▸ Record extracts:
>>>>

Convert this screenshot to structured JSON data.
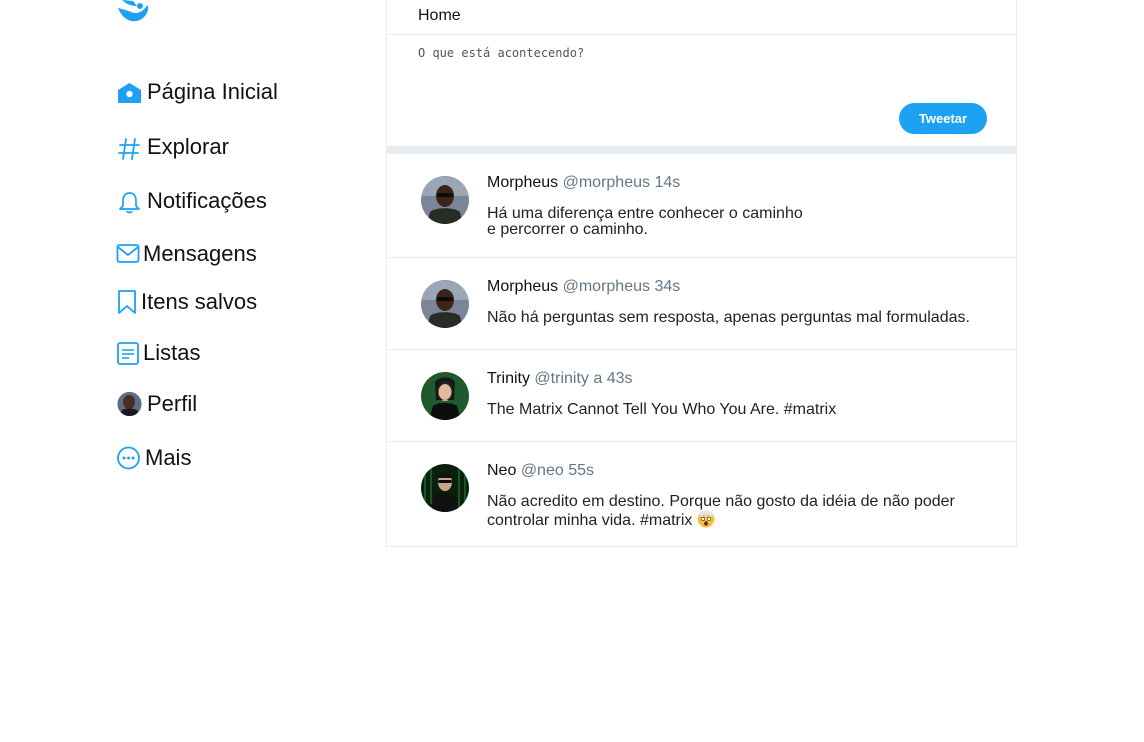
{
  "sidebar": {
    "logo_icon": "bird-icon",
    "items": [
      {
        "label": "Página Inicial",
        "icon": "home-icon"
      },
      {
        "label": "Explorar",
        "icon": "hashtag-icon"
      },
      {
        "label": "Notificações",
        "icon": "bell-icon"
      },
      {
        "label": "Mensagens",
        "icon": "envelope-icon"
      },
      {
        "label": "Itens salvos",
        "icon": "bookmark-icon"
      },
      {
        "label": "Listas",
        "icon": "list-icon"
      },
      {
        "label": "Perfil",
        "icon": "avatar"
      },
      {
        "label": "Mais",
        "icon": "more-icon"
      }
    ]
  },
  "header": {
    "title": "Home"
  },
  "composer": {
    "placeholder": "O que está acontecendo?",
    "button_label": "Tweetar"
  },
  "tweets": [
    {
      "name": "Morpheus",
      "handle": "@morpheus",
      "time": "14s",
      "text": "Há uma diferença entre conhecer o caminho\ne percorrer o caminho."
    },
    {
      "name": "Morpheus",
      "handle": "@morpheus",
      "time": "34s",
      "text": "Não há perguntas sem resposta, apenas perguntas mal formuladas."
    },
    {
      "name": "Trinity",
      "handle": "@trinity",
      "time": "a 43s",
      "text": "The Matrix Cannot Tell You Who You Are. #matrix"
    },
    {
      "name": "Neo",
      "handle": "@neo",
      "time": "55s",
      "text": "Não acredito em destino. Porque não gosto da idéia de não poder\ncontrolar minha vida. #matrix"
    }
  ],
  "colors": {
    "accent": "#1da1f2",
    "border": "#e6ecf0",
    "muted": "#657786"
  }
}
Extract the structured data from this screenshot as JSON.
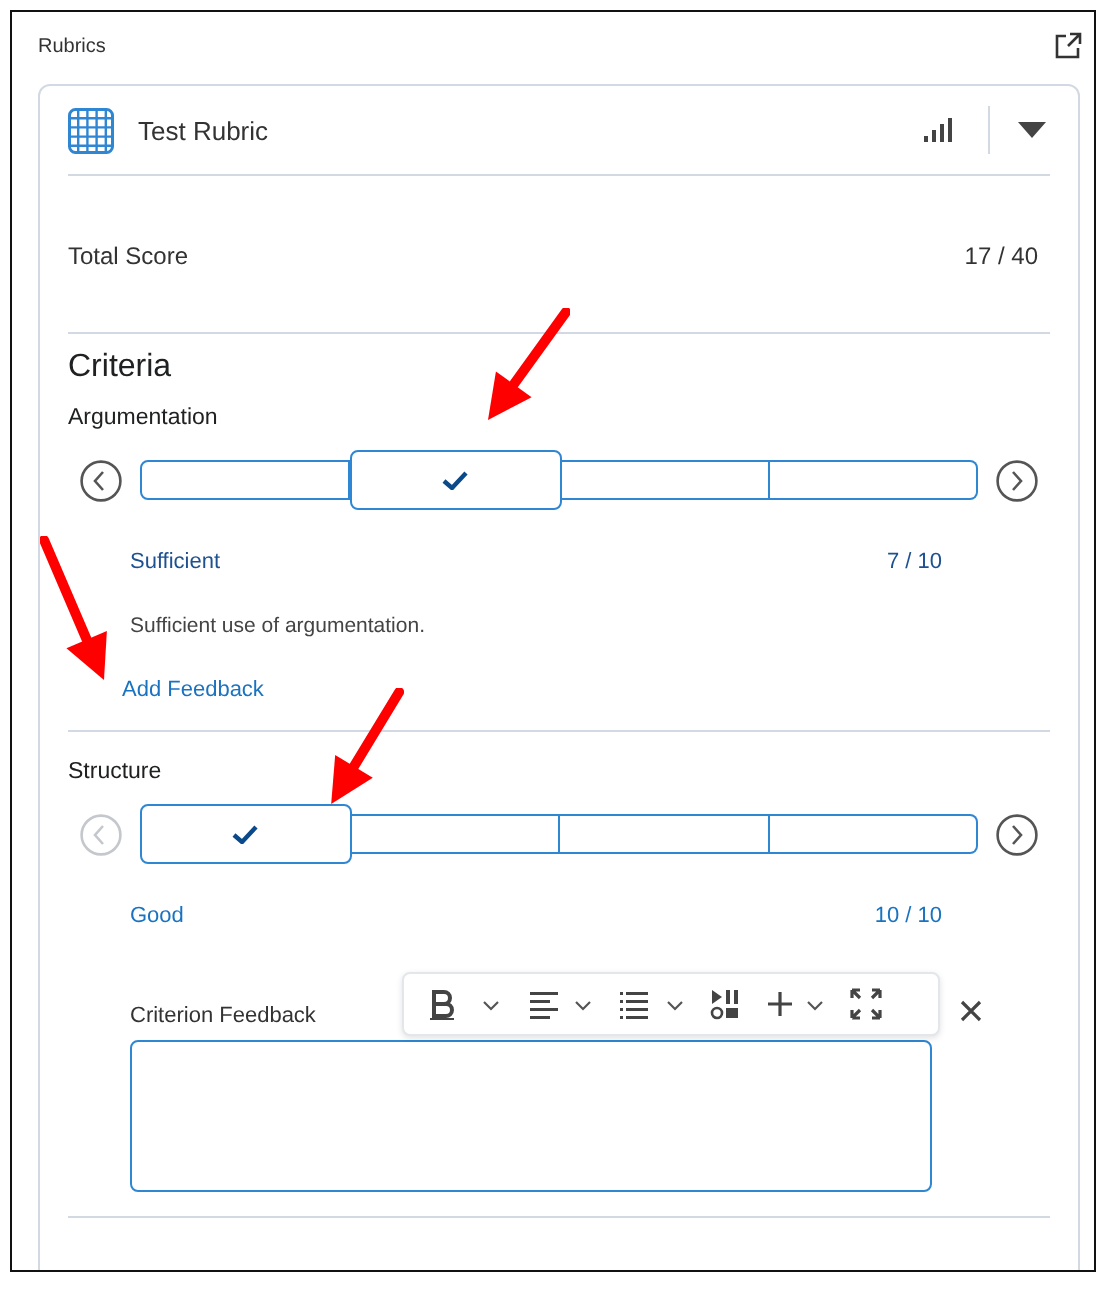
{
  "panel": {
    "title": "Rubrics"
  },
  "rubric": {
    "name": "Test Rubric"
  },
  "total": {
    "label": "Total Score",
    "score": "17 / 40"
  },
  "criteria_heading": "Criteria",
  "criteria": [
    {
      "name": "Argumentation",
      "levels": [
        {
          "selected": false
        },
        {
          "selected": true
        },
        {
          "selected": false
        },
        {
          "selected": false
        }
      ],
      "level_name": "Sufficient",
      "score": "7 / 10",
      "description": "Sufficient use of argumentation.",
      "feedback": {
        "kind": "link",
        "label": "Add Feedback"
      }
    },
    {
      "name": "Structure",
      "levels": [
        {
          "selected": true
        },
        {
          "selected": false
        },
        {
          "selected": false
        },
        {
          "selected": false
        }
      ],
      "level_name": "Good",
      "score": "10 / 10",
      "feedback": {
        "kind": "editor",
        "label": "Criterion Feedback"
      }
    }
  ]
}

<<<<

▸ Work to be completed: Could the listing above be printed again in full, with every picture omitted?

▸ Task output:
Convert this screenshot to structured JSON data.
{
  "sidebar": {
    "logo_icon": "bird-icon",
    "items": [
      {
        "label": "Página Inicial",
        "icon": "home-icon"
      },
      {
        "label": "Explorar",
        "icon": "hashtag-icon"
      },
      {
        "label": "Notificações",
        "icon": "bell-icon"
      },
      {
        "label": "Mensagens",
        "icon": "envelope-icon"
      },
      {
        "label": "Itens salvos",
        "icon": "bookmark-icon"
      },
      {
        "label": "Listas",
        "icon": "list-icon"
      },
      {
        "label": "Perfil",
        "icon": "avatar"
      },
      {
        "label": "Mais",
        "icon": "more-icon"
      }
    ]
  },
  "header": {
    "title": "Home"
  },
  "composer": {
    "placeholder": "O que está acontecendo?",
    "button_label": "Tweetar"
  },
  "tweets": [
    {
      "name": "Morpheus",
      "handle": "@morpheus",
      "time": "14s",
      "text": "Há uma diferença entre conhecer o caminho\ne percorrer o caminho."
    },
    {
      "name": "Morpheus",
      "handle": "@morpheus",
      "time": "34s",
      "text": "Não há perguntas sem resposta, apenas perguntas mal formuladas."
    },
    {
      "name": "Trinity",
      "handle": "@trinity",
      "time": "a 43s",
      "text": "The Matrix Cannot Tell You Who You Are. #matrix"
    },
    {
      "name": "Neo",
      "handle": "@neo",
      "time": "55s",
      "text": "Não acredito em destino. Porque não gosto da idéia de não poder\ncontrolar minha vida. #matrix"
    }
  ],
  "colors": {
    "accent": "#1da1f2",
    "border": "#e6ecf0",
    "muted": "#657786"
  }
}
Extract the structured data from this screenshot as JSON.
{
  "panel": {
    "title": "Rubrics"
  },
  "rubric": {
    "name": "Test Rubric"
  },
  "total": {
    "label": "Total Score",
    "score": "17 / 40"
  },
  "criteria_heading": "Criteria",
  "criteria": [
    {
      "name": "Argumentation",
      "levels": [
        {
          "selected": false
        },
        {
          "selected": true
        },
        {
          "selected": false
        },
        {
          "selected": false
        }
      ],
      "level_name": "Sufficient",
      "score": "7 / 10",
      "description": "Sufficient use of argumentation.",
      "feedback": {
        "kind": "link",
        "label": "Add Feedback"
      }
    },
    {
      "name": "Structure",
      "levels": [
        {
          "selected": true
        },
        {
          "selected": false
        },
        {
          "selected": false
        },
        {
          "selected": false
        }
      ],
      "level_name": "Good",
      "score": "10 / 10",
      "feedback": {
        "kind": "editor",
        "label": "Criterion Feedback"
      }
    }
  ]
}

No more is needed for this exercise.